Right now I'm riding the recoil 142 and I love it. I was a little unsure about it the first time I rode it, and it took me a good set or two to get use to it. Actually, it was pretty comical. I rode really bad the first time I got on it, but I think a lot of it was just the thought that the board was going to flex and that kind of messed with my mind. Once I put that in the back of my mind and just rode, though, I really started to like it. You can really feel it loading up and exploding off the top of the wake. It's pretty hard to describe. I think the only way to truly understand it is to ride it, and if you are like me you probably won't want to ride anything else ever again.

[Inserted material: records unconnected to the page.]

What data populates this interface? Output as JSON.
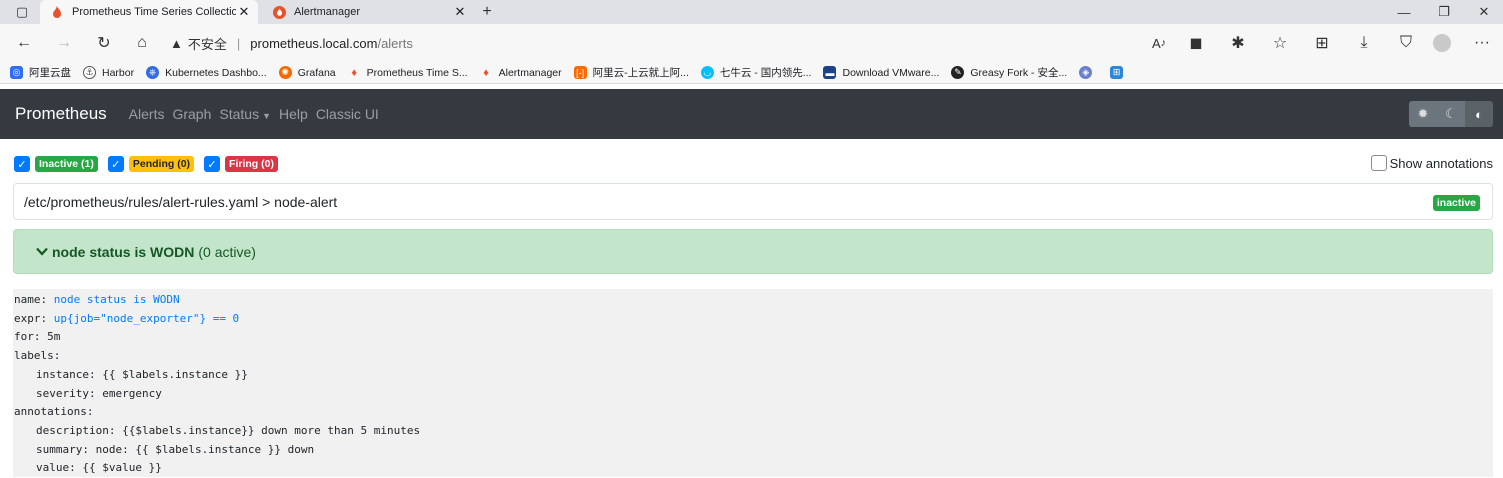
{
  "browser": {
    "tabs": [
      {
        "title": "Prometheus Time Series Collectio",
        "active": true
      },
      {
        "title": "Alertmanager",
        "active": false
      }
    ],
    "address": {
      "security_text": "不安全",
      "host": "prometheus.local.com",
      "path": "/alerts"
    },
    "bookmarks": [
      {
        "label": "阿里云盘",
        "icon": "aliyun-drive-icon",
        "color": "#2f6df6"
      },
      {
        "label": "Harbor",
        "icon": "harbor-icon",
        "color": "#555555"
      },
      {
        "label": "Kubernetes Dashbo...",
        "icon": "kubernetes-icon",
        "color": "#326ce5"
      },
      {
        "label": "Grafana",
        "icon": "grafana-icon",
        "color": "#f46800"
      },
      {
        "label": "Prometheus Time S...",
        "icon": "prometheus-icon",
        "color": "#e6522c"
      },
      {
        "label": "Alertmanager",
        "icon": "alertmanager-icon",
        "color": "#e6522c"
      },
      {
        "label": "阿里云-上云就上阿...",
        "icon": "aliyun-icon",
        "color": "#ff6a00"
      },
      {
        "label": "七牛云 - 国内领先...",
        "icon": "qiniu-icon",
        "color": "#07beff"
      },
      {
        "label": "Download VMware...",
        "icon": "vmware-icon",
        "color": "#1d428a"
      },
      {
        "label": "Greasy Fork - 安全...",
        "icon": "greasyfork-icon",
        "color": "#222222"
      }
    ]
  },
  "prometheus": {
    "brand": "Prometheus",
    "nav": [
      "Alerts",
      "Graph",
      "Status",
      "Help",
      "Classic UI"
    ],
    "filters": [
      {
        "label": "Inactive (1)",
        "color": "#28a745"
      },
      {
        "label": "Pending (0)",
        "color": "#ffc107"
      },
      {
        "label": "Firing (0)",
        "color": "#dc3545"
      }
    ],
    "show_annotations_label": "Show annotations",
    "group": {
      "path": "/etc/prometheus/rules/alert-rules.yaml > node-alert",
      "state": "inactive"
    },
    "alert": {
      "name": "node status is WODN",
      "active_text": "(0 active)"
    },
    "rule": {
      "name_key": "name:",
      "name_val": "node status is WODN",
      "expr_key": "expr:",
      "expr_val": "up{job=\"node_exporter\"} == 0",
      "for_line": "for: 5m",
      "labels_key": "labels:",
      "label_instance": "instance: {{ $labels.instance }}",
      "label_severity": "severity: emergency",
      "annotations_key": "annotations:",
      "ann_description": "description: {{$labels.instance}} down more than 5 minutes",
      "ann_summary": "summary: node: {{ $labels.instance }} down",
      "ann_value": "value: {{ $value }}"
    }
  }
}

On my Recoil I'm using the PB Floyd boots, and I was a little unsure about them at first, too. I usually prefer the "slip in and go" style bindings and the PB Floyd's just seemed like there was a lot going on with the removable liner and everything, but after feeling these on my feet I quickly changed my mind. The inner liner with the super thick sole of the boots make the PB Floyd's some of the most comfortable bindings I've ever worn. They also come with a laced ankle support that wraps around the liner. If you want a more secure, locked-in feel, you can just wrap them around the liners and tighten them up. Overall the PB Floyd's are a really soft binding with lots of options that work. In my mind it's worth the extra 20 seconds you spend on the back of the boat putting them on.

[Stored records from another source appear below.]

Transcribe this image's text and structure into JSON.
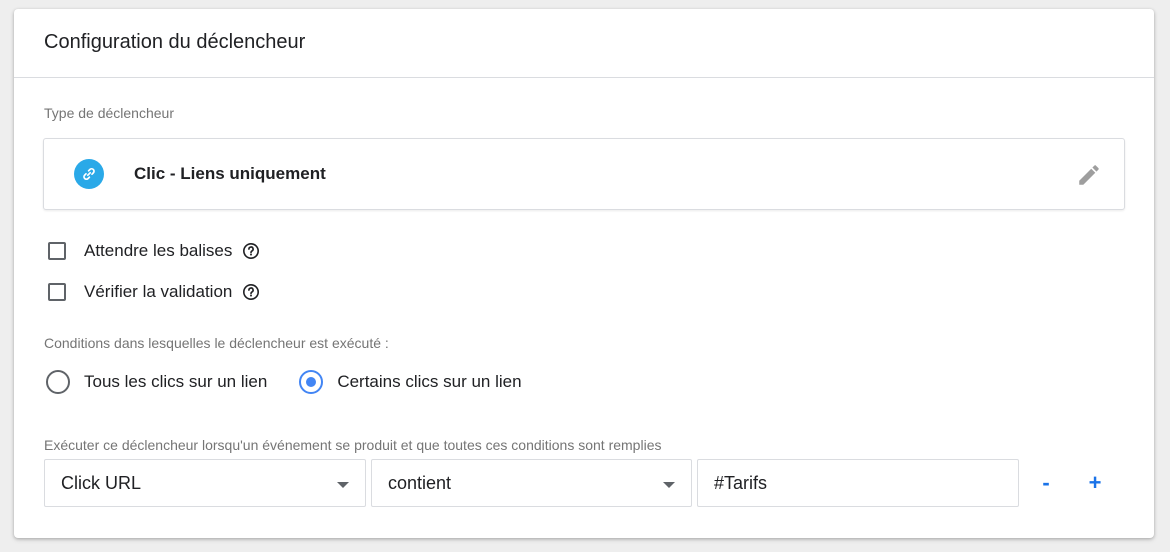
{
  "header": {
    "title": "Configuration du déclencheur"
  },
  "trigger_type": {
    "label": "Type de déclencheur",
    "name": "Clic - Liens uniquement",
    "icon": "link-icon",
    "icon_color": "#2aa9e8"
  },
  "options": {
    "wait_for_tags": {
      "label": "Attendre les balises",
      "checked": false
    },
    "check_validation": {
      "label": "Vérifier la validation",
      "checked": false
    }
  },
  "conditions": {
    "label": "Conditions dans lesquelles le déclencheur est exécuté :",
    "options": [
      {
        "label": "Tous les clics sur un lien",
        "selected": false
      },
      {
        "label": "Certains clics sur un lien",
        "selected": true
      }
    ]
  },
  "filter": {
    "label": "Exécuter ce déclencheur lorsqu'un événement se produit et que toutes ces conditions sont remplies",
    "variable": "Click URL",
    "operator": "contient",
    "value": "#Tarifs",
    "remove_label": "-",
    "add_label": "+"
  },
  "colors": {
    "accent": "#1a73e8",
    "radio_selected": "#4285f4",
    "label_gray": "#757575",
    "border": "#dadce0"
  }
}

Much like the rest of the industry, I was a little skeptical of the Slingshot product at first. But after watching guys like Collin Wright and Jeff McKee ride them a bunch, then getting to ride it myself, I am convinced Slingshot's stuff works really well. I probably sound like a PR machine right now, but these are my honest-to-God experiences with the Slingshot line. I'm stoked to be joining a team that consists of riders like Collin and Jeff, as well as new team riders Aaron Aubrey and Jeff House. Slingshot is a rad company that is focused on its riders, their input and using that to produce innovative product that actually works.

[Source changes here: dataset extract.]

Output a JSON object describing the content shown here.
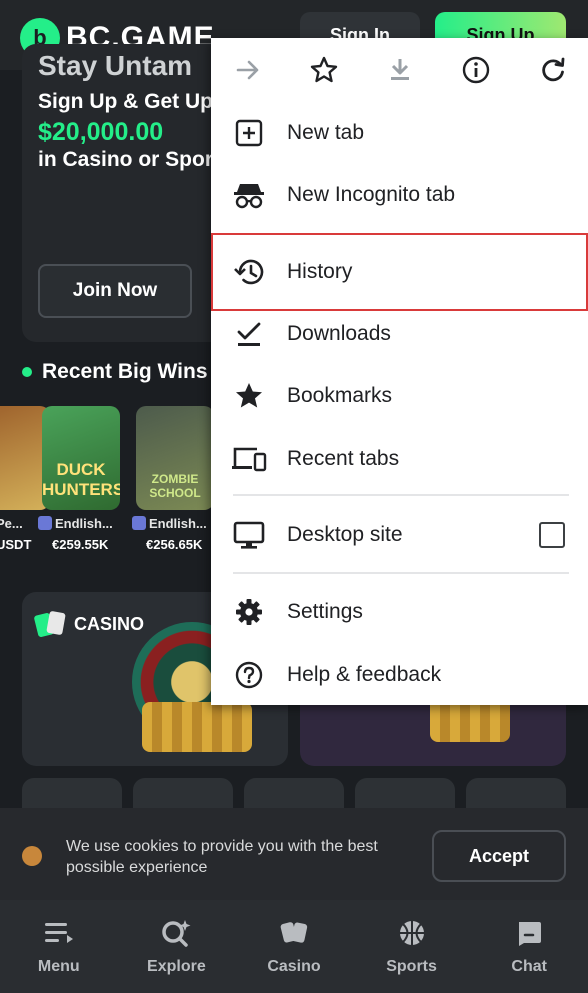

A native of Virginia, Travis Propst currently calls Orlando, FL home. The Chickahomony River in Virginia is where Travis first started wakeboarding over nine years ago, but Travis moved to Orlando in the fall of 2005 to pursue his career in wakeboarding. Travis first caught some attention in the industry with his success on the Jr. Men's division of the Pro Wakeboard Tour, but he found the contest scene and lifestyle to be a little too restrictive and repetitive for his laid back style. An extremely talented freerider both on the wake and rails, Travis is known for his smooth riding style and super chill attitude. Travis' first editorial exposure was a "Coming Up" interview in the Dec. '05/Jan. '06 issue of Alliance Wakeboard. Since then Travis has been published many times in both Alliance and WakeBoarding Magazine, as well as SBC Wake. He also had one of the main sections in Scratch Films' latest release, Good Times 2. When not wakeboarding, Travis can usually be found kicking it with his friends, checking out his MySpace page, skating, or chilling on Jeff McKee's couch. Travis' current sponsors include Centurion boats, Slingshot, DSO Eyewear, Straightline ropes and handles, and dBot5.